+++ Data supplied +++

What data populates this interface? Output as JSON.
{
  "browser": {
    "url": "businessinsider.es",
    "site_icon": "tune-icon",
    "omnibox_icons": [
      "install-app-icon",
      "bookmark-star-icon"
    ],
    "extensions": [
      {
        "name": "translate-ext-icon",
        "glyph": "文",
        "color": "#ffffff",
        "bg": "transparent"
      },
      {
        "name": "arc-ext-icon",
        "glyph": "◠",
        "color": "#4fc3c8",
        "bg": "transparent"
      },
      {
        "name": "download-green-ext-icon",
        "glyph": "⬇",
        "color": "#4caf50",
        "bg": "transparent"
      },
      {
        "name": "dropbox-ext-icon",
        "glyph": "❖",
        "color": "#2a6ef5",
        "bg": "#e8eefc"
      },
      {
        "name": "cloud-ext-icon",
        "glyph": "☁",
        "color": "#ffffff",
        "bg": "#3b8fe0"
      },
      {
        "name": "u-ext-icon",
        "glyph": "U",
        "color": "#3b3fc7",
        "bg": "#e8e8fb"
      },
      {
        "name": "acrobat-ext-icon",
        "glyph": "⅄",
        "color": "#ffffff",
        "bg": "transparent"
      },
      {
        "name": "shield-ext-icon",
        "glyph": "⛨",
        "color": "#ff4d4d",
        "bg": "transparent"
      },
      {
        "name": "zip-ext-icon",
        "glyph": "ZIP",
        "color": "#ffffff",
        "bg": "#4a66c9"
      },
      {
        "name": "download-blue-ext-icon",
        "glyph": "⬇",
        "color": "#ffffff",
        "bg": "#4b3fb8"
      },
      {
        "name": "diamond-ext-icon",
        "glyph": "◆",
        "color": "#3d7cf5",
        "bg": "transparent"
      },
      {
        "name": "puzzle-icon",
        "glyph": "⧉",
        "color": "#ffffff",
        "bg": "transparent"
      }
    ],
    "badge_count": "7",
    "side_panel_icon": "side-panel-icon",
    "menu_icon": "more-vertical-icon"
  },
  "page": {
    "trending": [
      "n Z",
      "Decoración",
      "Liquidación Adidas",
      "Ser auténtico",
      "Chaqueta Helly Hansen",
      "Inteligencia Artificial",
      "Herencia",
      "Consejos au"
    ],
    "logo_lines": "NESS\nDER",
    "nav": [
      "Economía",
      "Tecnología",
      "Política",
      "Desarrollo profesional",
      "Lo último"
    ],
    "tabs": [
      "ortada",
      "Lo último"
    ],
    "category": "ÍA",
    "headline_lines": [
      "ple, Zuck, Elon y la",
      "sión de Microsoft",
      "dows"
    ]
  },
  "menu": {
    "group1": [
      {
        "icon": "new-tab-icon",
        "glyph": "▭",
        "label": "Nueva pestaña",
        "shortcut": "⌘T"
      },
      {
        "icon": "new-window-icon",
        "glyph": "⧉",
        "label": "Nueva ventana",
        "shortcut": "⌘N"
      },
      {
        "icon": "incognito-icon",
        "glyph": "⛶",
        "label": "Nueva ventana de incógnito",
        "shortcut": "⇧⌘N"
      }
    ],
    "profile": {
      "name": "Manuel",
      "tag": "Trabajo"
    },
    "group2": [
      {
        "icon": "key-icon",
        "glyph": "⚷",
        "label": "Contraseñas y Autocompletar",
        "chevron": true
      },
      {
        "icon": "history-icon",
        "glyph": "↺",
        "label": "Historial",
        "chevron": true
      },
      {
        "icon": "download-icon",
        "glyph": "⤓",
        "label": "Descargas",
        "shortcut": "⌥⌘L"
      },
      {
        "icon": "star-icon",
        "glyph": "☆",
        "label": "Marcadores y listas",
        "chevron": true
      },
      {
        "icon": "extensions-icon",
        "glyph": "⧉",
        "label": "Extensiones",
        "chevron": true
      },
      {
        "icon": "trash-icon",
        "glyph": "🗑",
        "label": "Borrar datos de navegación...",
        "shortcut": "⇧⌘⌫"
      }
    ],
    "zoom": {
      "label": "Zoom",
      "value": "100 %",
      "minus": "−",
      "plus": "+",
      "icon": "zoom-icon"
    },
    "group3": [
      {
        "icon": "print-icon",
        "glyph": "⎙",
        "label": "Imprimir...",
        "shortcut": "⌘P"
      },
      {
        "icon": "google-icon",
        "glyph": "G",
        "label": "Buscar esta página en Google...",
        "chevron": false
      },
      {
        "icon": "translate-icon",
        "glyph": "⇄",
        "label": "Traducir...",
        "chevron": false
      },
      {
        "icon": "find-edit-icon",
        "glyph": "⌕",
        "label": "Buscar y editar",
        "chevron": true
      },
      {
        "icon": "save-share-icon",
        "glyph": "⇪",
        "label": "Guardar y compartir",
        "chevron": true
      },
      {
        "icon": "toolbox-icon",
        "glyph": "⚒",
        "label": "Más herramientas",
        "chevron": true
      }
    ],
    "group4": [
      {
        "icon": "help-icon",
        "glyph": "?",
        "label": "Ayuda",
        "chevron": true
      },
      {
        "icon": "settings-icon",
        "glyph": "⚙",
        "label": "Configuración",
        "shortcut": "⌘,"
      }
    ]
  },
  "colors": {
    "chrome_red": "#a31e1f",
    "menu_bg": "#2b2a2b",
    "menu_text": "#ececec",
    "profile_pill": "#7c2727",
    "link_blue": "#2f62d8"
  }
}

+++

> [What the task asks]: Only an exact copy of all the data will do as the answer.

> [Answer for the task]:
What data populates this interface? Output as JSON.
{
  "browser": {
    "url": "businessinsider.es",
    "site_icon": "tune-icon",
    "omnibox_icons": [
      "install-app-icon",
      "bookmark-star-icon"
    ],
    "extensions": [
      {
        "name": "translate-ext-icon",
        "glyph": "文",
        "color": "#ffffff",
        "bg": "transparent"
      },
      {
        "name": "arc-ext-icon",
        "glyph": "◠",
        "color": "#4fc3c8",
        "bg": "transparent"
      },
      {
        "name": "download-green-ext-icon",
        "glyph": "⬇",
        "color": "#4caf50",
        "bg": "transparent"
      },
      {
        "name": "dropbox-ext-icon",
        "glyph": "❖",
        "color": "#2a6ef5",
        "bg": "#e8eefc"
      },
      {
        "name": "cloud-ext-icon",
        "glyph": "☁",
        "color": "#ffffff",
        "bg": "#3b8fe0"
      },
      {
        "name": "u-ext-icon",
        "glyph": "U",
        "color": "#3b3fc7",
        "bg": "#e8e8fb"
      },
      {
        "name": "acrobat-ext-icon",
        "glyph": "⅄",
        "color": "#ffffff",
        "bg": "transparent"
      },
      {
        "name": "shield-ext-icon",
        "glyph": "⛨",
        "color": "#ff4d4d",
        "bg": "transparent"
      },
      {
        "name": "zip-ext-icon",
        "glyph": "ZIP",
        "color": "#ffffff",
        "bg": "#4a66c9"
      },
      {
        "name": "download-blue-ext-icon",
        "glyph": "⬇",
        "color": "#ffffff",
        "bg": "#4b3fb8"
      },
      {
        "name": "diamond-ext-icon",
        "glyph": "◆",
        "color": "#3d7cf5",
        "bg": "transparent"
      },
      {
        "name": "puzzle-icon",
        "glyph": "⧉",
        "color": "#ffffff",
        "bg": "transparent"
      }
    ],
    "badge_count": "7",
    "side_panel_icon": "side-panel-icon",
    "menu_icon": "more-vertical-icon"
  },
  "page": {
    "trending": [
      "n Z",
      "Decoración",
      "Liquidación Adidas",
      "Ser auténtico",
      "Chaqueta Helly Hansen",
      "Inteligencia Artificial",
      "Herencia",
      "Consejos au"
    ],
    "logo_lines": "NESS\nDER",
    "nav": [
      "Economía",
      "Tecnología",
      "Política",
      "Desarrollo profesional",
      "Lo último"
    ],
    "tabs": [
      "ortada",
      "Lo último"
    ],
    "category": "ÍA",
    "headline_lines": [
      "ple, Zuck, Elon y la",
      "sión de Microsoft",
      "dows"
    ]
  },
  "menu": {
    "group1": [
      {
        "icon": "new-tab-icon",
        "glyph": "▭",
        "label": "Nueva pestaña",
        "shortcut": "⌘T"
      },
      {
        "icon": "new-window-icon",
        "glyph": "⧉",
        "label": "Nueva ventana",
        "shortcut": "⌘N"
      },
      {
        "icon": "incognito-icon",
        "glyph": "⛶",
        "label": "Nueva ventana de incógnito",
        "shortcut": "⇧⌘N"
      }
    ],
    "profile": {
      "name": "Manuel",
      "tag": "Trabajo"
    },
    "group2": [
      {
        "icon": "key-icon",
        "glyph": "⚷",
        "label": "Contraseñas y Autocompletar",
        "chevron": true
      },
      {
        "icon": "history-icon",
        "glyph": "↺",
        "label": "Historial",
        "chevron": true
      },
      {
        "icon": "download-icon",
        "glyph": "⤓",
        "label": "Descargas",
        "shortcut": "⌥⌘L"
      },
      {
        "icon": "star-icon",
        "glyph": "☆",
        "label": "Marcadores y listas",
        "chevron": true
      },
      {
        "icon": "extensions-icon",
        "glyph": "⧉",
        "label": "Extensiones",
        "chevron": true
      },
      {
        "icon": "trash-icon",
        "glyph": "🗑",
        "label": "Borrar datos de navegación...",
        "shortcut": "⇧⌘⌫"
      }
    ],
    "zoom": {
      "label": "Zoom",
      "value": "100 %",
      "minus": "−",
      "plus": "+",
      "icon": "zoom-icon"
    },
    "group3": [
      {
        "icon": "print-icon",
        "glyph": "⎙",
        "label": "Imprimir...",
        "shortcut": "⌘P"
      },
      {
        "icon": "google-icon",
        "glyph": "G",
        "label": "Buscar esta página en Google...",
        "chevron": false
      },
      {
        "icon": "translate-icon",
        "glyph": "⇄",
        "label": "Traducir...",
        "chevron": false
      },
      {
        "icon": "find-edit-icon",
        "glyph": "⌕",
        "label": "Buscar y editar",
        "chevron": true
      },
      {
        "icon": "save-share-icon",
        "glyph": "⇪",
        "label": "Guardar y compartir",
        "chevron": true
      },
      {
        "icon": "toolbox-icon",
        "glyph": "⚒",
        "label": "Más herramientas",
        "chevron": true
      }
    ],
    "group4": [
      {
        "icon": "help-icon",
        "glyph": "?",
        "label": "Ayuda",
        "chevron": true
      },
      {
        "icon": "settings-icon",
        "glyph": "⚙",
        "label": "Configuración",
        "shortcut": "⌘,"
      }
    ]
  },
  "colors": {
    "chrome_red": "#a31e1f",
    "menu_bg": "#2b2a2b",
    "menu_text": "#ececec",
    "profile_pill": "#7c2727",
    "link_blue": "#2f62d8"
  }
}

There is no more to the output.